• _WORKING DATA_
------------------------------

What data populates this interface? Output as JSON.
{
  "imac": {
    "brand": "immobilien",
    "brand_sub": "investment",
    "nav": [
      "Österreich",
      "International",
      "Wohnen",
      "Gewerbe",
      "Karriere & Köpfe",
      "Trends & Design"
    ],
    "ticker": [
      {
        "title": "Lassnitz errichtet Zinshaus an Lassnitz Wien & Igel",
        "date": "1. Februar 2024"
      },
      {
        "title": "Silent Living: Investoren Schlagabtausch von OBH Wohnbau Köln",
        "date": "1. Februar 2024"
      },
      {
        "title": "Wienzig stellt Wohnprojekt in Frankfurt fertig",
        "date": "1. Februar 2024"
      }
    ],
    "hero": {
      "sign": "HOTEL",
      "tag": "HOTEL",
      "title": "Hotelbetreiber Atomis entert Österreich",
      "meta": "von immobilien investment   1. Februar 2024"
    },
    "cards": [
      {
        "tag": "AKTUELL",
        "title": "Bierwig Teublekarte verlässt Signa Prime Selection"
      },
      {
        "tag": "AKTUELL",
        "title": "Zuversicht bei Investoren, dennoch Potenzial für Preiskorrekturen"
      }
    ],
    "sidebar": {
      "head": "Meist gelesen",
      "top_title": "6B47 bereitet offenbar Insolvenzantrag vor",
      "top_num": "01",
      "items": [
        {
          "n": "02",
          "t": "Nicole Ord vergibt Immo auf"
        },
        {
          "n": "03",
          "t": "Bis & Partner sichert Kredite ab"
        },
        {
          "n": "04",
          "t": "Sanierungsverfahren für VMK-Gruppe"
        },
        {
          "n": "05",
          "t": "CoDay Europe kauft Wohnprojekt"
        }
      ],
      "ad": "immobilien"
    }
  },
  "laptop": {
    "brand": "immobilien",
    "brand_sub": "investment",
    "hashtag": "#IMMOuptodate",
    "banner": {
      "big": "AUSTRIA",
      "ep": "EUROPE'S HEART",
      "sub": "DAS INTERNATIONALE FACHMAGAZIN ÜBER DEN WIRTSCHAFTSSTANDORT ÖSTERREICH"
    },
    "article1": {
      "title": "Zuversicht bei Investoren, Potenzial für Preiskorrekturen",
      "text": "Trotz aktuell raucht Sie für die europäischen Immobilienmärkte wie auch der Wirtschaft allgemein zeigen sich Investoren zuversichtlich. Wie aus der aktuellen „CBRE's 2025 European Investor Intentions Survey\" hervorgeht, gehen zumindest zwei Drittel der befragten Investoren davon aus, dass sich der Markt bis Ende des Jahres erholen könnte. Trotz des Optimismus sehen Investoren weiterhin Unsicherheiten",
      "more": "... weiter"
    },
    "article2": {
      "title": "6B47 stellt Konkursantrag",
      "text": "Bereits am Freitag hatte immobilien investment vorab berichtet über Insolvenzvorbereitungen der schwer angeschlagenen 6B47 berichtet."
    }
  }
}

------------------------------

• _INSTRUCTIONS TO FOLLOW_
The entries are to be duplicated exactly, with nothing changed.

• _COMPLETED TASK_
What data populates this interface? Output as JSON.
{
  "imac": {
    "brand": "immobilien",
    "brand_sub": "investment",
    "nav": [
      "Österreich",
      "International",
      "Wohnen",
      "Gewerbe",
      "Karriere & Köpfe",
      "Trends & Design"
    ],
    "ticker": [
      {
        "title": "Lassnitz errichtet Zinshaus an Lassnitz Wien & Igel",
        "date": "1. Februar 2024"
      },
      {
        "title": "Silent Living: Investoren Schlagabtausch von OBH Wohnbau Köln",
        "date": "1. Februar 2024"
      },
      {
        "title": "Wienzig stellt Wohnprojekt in Frankfurt fertig",
        "date": "1. Februar 2024"
      }
    ],
    "hero": {
      "sign": "HOTEL",
      "tag": "HOTEL",
      "title": "Hotelbetreiber Atomis entert Österreich",
      "meta": "von immobilien investment   1. Februar 2024"
    },
    "cards": [
      {
        "tag": "AKTUELL",
        "title": "Bierwig Teublekarte verlässt Signa Prime Selection"
      },
      {
        "tag": "AKTUELL",
        "title": "Zuversicht bei Investoren, dennoch Potenzial für Preiskorrekturen"
      }
    ],
    "sidebar": {
      "head": "Meist gelesen",
      "top_title": "6B47 bereitet offenbar Insolvenzantrag vor",
      "top_num": "01",
      "items": [
        {
          "n": "02",
          "t": "Nicole Ord vergibt Immo auf"
        },
        {
          "n": "03",
          "t": "Bis & Partner sichert Kredite ab"
        },
        {
          "n": "04",
          "t": "Sanierungsverfahren für VMK-Gruppe"
        },
        {
          "n": "05",
          "t": "CoDay Europe kauft Wohnprojekt"
        }
      ],
      "ad": "immobilien"
    }
  },
  "laptop": {
    "brand": "immobilien",
    "brand_sub": "investment",
    "hashtag": "#IMMOuptodate",
    "banner": {
      "big": "AUSTRIA",
      "ep": "EUROPE'S HEART",
      "sub": "DAS INTERNATIONALE FACHMAGAZIN ÜBER DEN WIRTSCHAFTSSTANDORT ÖSTERREICH"
    },
    "article1": {
      "title": "Zuversicht bei Investoren, Potenzial für Preiskorrekturen",
      "text": "Trotz aktuell raucht Sie für die europäischen Immobilienmärkte wie auch der Wirtschaft allgemein zeigen sich Investoren zuversichtlich. Wie aus der aktuellen „CBRE's 2025 European Investor Intentions Survey\" hervorgeht, gehen zumindest zwei Drittel der befragten Investoren davon aus, dass sich der Markt bis Ende des Jahres erholen könnte. Trotz des Optimismus sehen Investoren weiterhin Unsicherheiten",
      "more": "... weiter"
    },
    "article2": {
      "title": "6B47 stellt Konkursantrag",
      "text": "Bereits am Freitag hatte immobilien investment vorab berichtet über Insolvenzvorbereitungen der schwer angeschlagenen 6B47 berichtet."
    }
  }
}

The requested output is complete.